Bahrain, with a desert climate, is one of the world's hottest areas. Its hottest and most humid weather is from June through September with temperatures over 110°F most days. The weather is pleasant from November through May (55°-85°F) with infrequent rainfall. The combination of poor soil drainage and few storm sewers can result in muddy city streets and puddles.
A narrow strip of land along the northern and northwestern coasts of Bahrain Island is cultivated with date palms, alfalfa, and vegetables. These garden areas are rapidly disappearing due to depleted water resources and development. A desert, punctuated by a north-south plateau, extends south of the cultivated area. Surrounding this plateau is a rolling basin surrounded by overhanging bluffs sloping into the sea. The ground is hard and infertile with a gravel surface until the spring when a pale, soft green covering appears in the desert following the winter rains. It provides a welcome contrast to the summer's aridity.
The highest point in Bahrain is the Jebel Dukhan, 134 meters above sea level. The majority of Bahrain's oil wells are in this area. The Arabian Gulf has an average depth of only 35 meters but is much shallower in the vicinity of Bahrain.

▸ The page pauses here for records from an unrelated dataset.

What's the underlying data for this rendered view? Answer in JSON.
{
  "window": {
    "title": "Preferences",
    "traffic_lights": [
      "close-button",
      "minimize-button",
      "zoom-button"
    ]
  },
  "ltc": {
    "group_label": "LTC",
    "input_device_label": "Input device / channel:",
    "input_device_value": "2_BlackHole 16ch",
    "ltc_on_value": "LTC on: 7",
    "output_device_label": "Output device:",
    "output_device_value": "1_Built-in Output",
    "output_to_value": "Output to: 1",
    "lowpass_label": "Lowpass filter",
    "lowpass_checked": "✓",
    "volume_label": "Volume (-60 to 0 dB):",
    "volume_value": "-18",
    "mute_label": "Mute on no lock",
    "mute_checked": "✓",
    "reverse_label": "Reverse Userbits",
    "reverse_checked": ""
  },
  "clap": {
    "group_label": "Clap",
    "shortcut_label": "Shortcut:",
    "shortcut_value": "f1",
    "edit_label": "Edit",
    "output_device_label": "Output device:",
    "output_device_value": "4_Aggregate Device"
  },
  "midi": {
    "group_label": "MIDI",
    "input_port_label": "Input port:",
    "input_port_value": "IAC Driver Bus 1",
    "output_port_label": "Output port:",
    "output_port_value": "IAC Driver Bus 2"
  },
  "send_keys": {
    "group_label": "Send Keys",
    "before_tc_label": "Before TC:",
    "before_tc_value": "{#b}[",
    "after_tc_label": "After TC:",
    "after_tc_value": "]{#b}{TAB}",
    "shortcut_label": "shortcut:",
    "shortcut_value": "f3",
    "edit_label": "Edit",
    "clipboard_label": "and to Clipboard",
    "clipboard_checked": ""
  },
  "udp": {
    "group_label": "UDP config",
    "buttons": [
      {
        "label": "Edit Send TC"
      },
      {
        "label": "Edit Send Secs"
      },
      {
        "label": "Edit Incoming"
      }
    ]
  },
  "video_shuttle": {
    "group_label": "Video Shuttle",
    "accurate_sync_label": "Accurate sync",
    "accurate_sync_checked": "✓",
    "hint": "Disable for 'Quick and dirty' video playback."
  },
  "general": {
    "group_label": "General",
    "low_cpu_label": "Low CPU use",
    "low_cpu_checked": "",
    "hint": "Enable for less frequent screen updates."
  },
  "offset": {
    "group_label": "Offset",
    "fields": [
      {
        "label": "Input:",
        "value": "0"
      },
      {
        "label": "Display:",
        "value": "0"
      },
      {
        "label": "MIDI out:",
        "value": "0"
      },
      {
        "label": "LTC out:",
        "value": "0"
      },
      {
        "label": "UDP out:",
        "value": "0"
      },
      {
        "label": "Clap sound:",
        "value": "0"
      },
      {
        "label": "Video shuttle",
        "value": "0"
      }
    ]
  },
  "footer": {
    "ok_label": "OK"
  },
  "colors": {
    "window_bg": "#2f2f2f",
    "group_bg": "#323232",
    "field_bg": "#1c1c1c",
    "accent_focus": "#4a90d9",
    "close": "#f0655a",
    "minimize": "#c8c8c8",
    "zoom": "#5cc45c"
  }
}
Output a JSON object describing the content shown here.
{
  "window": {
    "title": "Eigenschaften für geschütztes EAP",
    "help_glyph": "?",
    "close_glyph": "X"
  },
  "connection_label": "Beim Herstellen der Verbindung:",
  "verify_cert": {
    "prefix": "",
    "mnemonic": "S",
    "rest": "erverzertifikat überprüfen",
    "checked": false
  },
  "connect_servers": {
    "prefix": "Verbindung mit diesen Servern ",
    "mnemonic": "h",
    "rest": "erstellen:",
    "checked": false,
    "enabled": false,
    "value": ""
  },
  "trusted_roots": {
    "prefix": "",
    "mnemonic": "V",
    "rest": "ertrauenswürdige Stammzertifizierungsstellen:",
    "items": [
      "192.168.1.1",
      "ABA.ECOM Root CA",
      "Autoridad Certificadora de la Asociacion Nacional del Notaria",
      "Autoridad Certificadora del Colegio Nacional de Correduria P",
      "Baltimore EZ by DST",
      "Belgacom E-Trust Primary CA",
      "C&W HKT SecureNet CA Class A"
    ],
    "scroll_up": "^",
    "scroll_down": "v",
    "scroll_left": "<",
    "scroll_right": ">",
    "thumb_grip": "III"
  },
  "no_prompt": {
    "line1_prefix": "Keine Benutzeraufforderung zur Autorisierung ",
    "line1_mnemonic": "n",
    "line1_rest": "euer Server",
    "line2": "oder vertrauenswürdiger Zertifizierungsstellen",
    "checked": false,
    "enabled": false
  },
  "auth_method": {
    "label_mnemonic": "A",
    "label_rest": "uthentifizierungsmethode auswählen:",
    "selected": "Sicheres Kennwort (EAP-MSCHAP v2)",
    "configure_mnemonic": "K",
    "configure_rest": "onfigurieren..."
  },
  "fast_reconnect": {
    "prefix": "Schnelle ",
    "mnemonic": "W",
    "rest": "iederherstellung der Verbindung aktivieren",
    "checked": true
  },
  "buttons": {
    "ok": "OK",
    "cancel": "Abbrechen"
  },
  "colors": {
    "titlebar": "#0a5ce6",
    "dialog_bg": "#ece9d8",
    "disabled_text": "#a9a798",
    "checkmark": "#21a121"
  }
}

Mostly low desert plain rising gently to a low central escarpment
Oil, associated and nonassociated natural gas, fish, pearls
Periodic droughts; dust storms
15 Square Miles
40 Square Kilometers
Desertification resulting from the degradation of limited arable land, periods of drought, and dust storms; coastal degradation (damage to coastlines, coral reefs, and sea vegetation) resulting from oil spills and other discharges from large tankers, oil refineries, and distribution stations; lack of freshwater resources, groundwater and seawater are the only sources for all water needs
Environment - International Agreements:
Party To: Biodiversity, Climate Change, Desertification, Hazardous Wastes, Law of the Sea, Ozone Layer Protection, Wetlands
signed, but not ratified: none of the selected agreements